- _Your assignment_: Each line with the word "ChordBuddy" must appear in the answer, copied from the records.

■ ■ ■ ■

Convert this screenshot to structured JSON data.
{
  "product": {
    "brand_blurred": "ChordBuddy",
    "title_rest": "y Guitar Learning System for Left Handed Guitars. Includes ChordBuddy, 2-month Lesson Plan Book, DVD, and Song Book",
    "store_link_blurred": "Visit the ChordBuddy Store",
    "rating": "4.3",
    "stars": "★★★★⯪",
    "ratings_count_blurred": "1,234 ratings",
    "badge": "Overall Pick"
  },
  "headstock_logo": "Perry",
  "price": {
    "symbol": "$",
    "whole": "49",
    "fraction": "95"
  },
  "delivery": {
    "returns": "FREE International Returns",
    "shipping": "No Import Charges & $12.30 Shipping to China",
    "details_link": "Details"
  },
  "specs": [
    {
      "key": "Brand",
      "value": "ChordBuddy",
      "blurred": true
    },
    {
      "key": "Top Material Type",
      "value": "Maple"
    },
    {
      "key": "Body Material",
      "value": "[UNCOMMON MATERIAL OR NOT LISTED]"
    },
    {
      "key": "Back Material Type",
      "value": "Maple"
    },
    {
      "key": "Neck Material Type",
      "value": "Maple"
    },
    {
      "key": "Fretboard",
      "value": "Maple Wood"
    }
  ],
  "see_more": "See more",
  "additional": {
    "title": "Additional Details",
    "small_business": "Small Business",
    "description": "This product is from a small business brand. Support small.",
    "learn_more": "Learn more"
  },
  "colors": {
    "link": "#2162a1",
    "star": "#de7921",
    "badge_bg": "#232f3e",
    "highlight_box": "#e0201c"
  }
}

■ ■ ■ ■

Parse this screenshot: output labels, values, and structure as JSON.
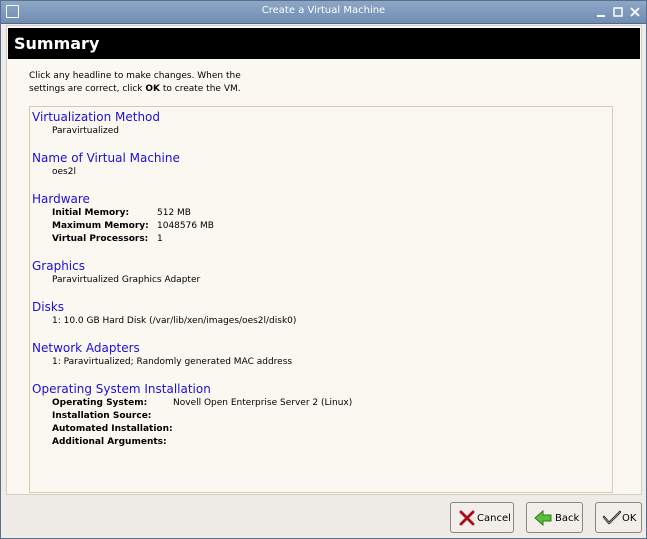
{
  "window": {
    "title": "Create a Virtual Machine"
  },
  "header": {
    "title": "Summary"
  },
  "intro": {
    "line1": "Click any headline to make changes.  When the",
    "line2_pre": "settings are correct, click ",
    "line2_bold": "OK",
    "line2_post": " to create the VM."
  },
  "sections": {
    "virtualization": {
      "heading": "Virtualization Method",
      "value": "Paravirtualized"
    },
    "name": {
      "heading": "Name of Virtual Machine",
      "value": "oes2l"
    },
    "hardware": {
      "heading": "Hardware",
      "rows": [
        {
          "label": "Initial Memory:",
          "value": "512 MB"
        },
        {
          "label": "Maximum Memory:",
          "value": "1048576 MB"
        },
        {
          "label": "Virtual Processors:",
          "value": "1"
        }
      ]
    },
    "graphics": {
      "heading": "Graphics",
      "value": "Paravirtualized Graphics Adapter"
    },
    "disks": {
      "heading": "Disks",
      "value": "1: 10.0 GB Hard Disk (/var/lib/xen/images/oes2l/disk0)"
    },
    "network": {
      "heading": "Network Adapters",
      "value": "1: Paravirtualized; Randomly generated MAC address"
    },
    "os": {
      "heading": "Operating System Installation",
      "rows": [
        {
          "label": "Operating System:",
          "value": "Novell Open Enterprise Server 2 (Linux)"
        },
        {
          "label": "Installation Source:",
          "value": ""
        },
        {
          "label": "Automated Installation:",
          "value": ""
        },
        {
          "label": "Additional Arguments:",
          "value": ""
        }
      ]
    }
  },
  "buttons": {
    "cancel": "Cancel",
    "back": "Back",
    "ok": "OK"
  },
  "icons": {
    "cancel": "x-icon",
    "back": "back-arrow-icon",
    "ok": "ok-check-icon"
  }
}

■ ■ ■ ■

- _Reply_:
    "brand_blurred": "ChordBuddy",
    "title_rest": "y Guitar Learning System for Left Handed Guitars. Includes ChordBuddy, 2-month Lesson Plan Book, DVD, and Song Book",
    "store_link_blurred": "Visit the ChordBuddy Store",
      "value": "ChordBuddy",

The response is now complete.